    And you’re going with a Lawrence brothers metaphor for three Robins?  Wow.  Did not see that one coming.  I can’t say that Joey Lawrence has entered the consciousness since 1997.  Well done.

  34. I like that list a lot, but I too would add Barbara from I Kill Giants. 

  35. Continuing the Lawrence Brothers/Robin comparison: Jason Todd is Martin, the black sheep???


  36. Another vote for Reed Richards, he had a pretty good year.

  37. What about Daredevil?  He becomes leader of the hand and he becomes a pariah.  I see how it is…

  38. Totally agree with @ohcaroline that Stephanie Brown had a hell of a year.

  39. Well you did ask “who’d I leave out?” 😉 I’d agree with @RandoCalrissian about Chuckles from GI Joe Cobra. And Spider-Woman has been one of my favorite characters lately.

  40. Oh, but Paul. How could you forget the Red Hulk?

  41. Stephanie Brown (and I guess Barbara Gordon to a degree)would’ve made my list.  That last issue of Batgirl established them as being every bit as capable as the rest of the Batfamily, but they’ll never get the respect because of who they are.  I mean, c’mon, Batgirl had a situation under control, Batman and Robin came and, messed everything up, then Dick’s bitching about how Stephanie and Barbara can’t do anything right when he was wrong.  It’s a great character archetype I don’t see much in comics, but feel a lot in life.

  42. Well done Paul!

    Go Iron Man!

  43. @Paul: Thanks for including Locke & Key. I think it needs more exposure has it is one of the better books out right now. GO, GO NOW GET TO THE CHO…. er, I mean GO READ LOCKE & KEY.

    I’d add Jonah Hex. He had a good year in comics and has a movie on the horizon.  I’m sure Ron would agree that both Nova and Darkhawk should get an honorable mention.

  44. NAMOR!!! YES!!!

  45. What about Gus and Mr. Jaffard (if i’m spelling that right)?

  46. Where is Batroc ze Leaper?  Truly the Rodney Dangerfield of supervillians.

  47. BAtrok is sweet! The Plutonian also came to my mind.

  48. ROCKET RACOON!!!!!!!!  Do i need to explain?

  49. I’d say Hercules (Marvel) had a very good year – as did Ares, playing a similar role to Namor – as well as the Inhumans. Thirding the Fantastic Four family (heh), though I guess 2009 was just the tip of the iceberg. On a similar note, Nick Fury.

    Most of the Cabal members had an interesting year – mission accomplished on that one, Marvel – but Namor (and Emma) really did play the moral ambiguity card, which is always a plus in character/plot development.

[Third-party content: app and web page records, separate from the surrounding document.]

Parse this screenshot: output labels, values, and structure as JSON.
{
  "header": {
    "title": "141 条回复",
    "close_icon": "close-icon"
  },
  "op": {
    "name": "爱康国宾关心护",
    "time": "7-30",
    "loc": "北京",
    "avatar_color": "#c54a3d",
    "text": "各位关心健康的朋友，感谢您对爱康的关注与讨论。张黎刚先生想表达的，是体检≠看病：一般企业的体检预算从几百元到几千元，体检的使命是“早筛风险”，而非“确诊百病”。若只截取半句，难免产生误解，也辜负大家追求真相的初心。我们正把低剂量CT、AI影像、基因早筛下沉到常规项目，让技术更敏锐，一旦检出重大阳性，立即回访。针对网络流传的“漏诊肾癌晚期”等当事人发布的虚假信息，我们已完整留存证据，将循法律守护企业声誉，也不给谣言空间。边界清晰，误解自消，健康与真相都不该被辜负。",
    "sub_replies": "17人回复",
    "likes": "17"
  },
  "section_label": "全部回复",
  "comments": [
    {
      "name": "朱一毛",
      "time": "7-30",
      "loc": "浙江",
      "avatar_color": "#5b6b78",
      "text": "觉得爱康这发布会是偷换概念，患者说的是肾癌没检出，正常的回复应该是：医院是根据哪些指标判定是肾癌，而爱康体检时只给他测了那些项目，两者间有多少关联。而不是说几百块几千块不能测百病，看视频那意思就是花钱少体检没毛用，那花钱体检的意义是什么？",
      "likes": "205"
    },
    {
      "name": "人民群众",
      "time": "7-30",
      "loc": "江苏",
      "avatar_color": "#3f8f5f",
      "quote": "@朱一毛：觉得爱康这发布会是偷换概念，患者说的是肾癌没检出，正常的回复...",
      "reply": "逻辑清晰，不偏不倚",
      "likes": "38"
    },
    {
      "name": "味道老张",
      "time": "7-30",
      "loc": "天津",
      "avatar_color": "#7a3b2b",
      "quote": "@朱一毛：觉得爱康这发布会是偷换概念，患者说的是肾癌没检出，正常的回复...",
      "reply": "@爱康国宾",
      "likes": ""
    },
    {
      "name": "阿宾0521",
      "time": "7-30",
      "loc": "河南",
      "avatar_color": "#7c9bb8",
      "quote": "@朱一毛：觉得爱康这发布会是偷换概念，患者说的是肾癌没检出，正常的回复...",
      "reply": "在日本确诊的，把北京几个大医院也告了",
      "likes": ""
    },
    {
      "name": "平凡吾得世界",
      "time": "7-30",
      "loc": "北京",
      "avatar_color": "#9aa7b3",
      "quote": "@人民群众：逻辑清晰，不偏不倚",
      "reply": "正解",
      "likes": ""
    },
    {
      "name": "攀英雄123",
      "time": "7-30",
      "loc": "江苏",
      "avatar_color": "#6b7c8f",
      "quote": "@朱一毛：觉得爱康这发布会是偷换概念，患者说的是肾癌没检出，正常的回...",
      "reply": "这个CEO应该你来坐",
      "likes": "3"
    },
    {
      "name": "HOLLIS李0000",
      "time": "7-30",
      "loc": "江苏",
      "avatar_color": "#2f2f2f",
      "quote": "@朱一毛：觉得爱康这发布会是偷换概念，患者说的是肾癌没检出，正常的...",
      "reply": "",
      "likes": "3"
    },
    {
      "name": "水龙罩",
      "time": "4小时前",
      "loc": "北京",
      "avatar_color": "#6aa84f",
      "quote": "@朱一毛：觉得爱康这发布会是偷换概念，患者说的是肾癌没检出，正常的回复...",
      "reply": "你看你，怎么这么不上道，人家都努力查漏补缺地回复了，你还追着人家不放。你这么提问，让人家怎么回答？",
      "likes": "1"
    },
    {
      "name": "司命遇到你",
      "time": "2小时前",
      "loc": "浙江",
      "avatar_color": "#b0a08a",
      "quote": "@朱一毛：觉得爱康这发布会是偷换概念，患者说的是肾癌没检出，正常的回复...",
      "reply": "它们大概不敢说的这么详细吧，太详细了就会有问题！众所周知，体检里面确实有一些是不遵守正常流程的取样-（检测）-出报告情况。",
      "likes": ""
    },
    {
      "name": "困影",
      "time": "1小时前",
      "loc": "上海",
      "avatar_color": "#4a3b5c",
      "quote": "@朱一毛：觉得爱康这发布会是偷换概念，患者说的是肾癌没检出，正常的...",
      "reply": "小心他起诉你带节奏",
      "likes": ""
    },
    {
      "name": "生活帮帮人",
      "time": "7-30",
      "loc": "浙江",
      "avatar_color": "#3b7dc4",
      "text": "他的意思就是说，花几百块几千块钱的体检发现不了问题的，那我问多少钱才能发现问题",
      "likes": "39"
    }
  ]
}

  50. I would definitely say Hal Jordan and Mon-El. 

  51. Paul Montgomery (@fuzzytypewriter) says:

    I think of Hal Jordan as a very unexciting character surrounded by many spectacular ones. 

  52. I thought you asked us for input?

  53. Paul Montgomery (@fuzzytypewriter) says:

    I did. Just expressing an opinion. I considered putting Hal on the list early on given his status in Blackest Night and Cry for Justice, but realized that my own enjoyment of such stories have little to do with him. It’s actually characters like Barry and Ray Palmer who make BN compelling. 

  54. Oh…

  55. Yeah, Hal is quite a vanilla character.

    Tony Chu is a pretty interesting character, but I still feel like I don’t know him all that well. At this point, his most prominent characteristic is that he is sort of a dick.

  56. I always shake my head sadly when people say that Hal is a boring character. We must read different comic books.

  57. I didn’t say he was boring, I said vanilla.

  58. Unexciting/boring/vanilla — they all get head shakes.

  59. Paul Montgomery (@fuzzytypewriter) says:

    There’s maybe a BIT or irony in my calling Hal Jordan unexciting, given that Superman is my favorite Superhero.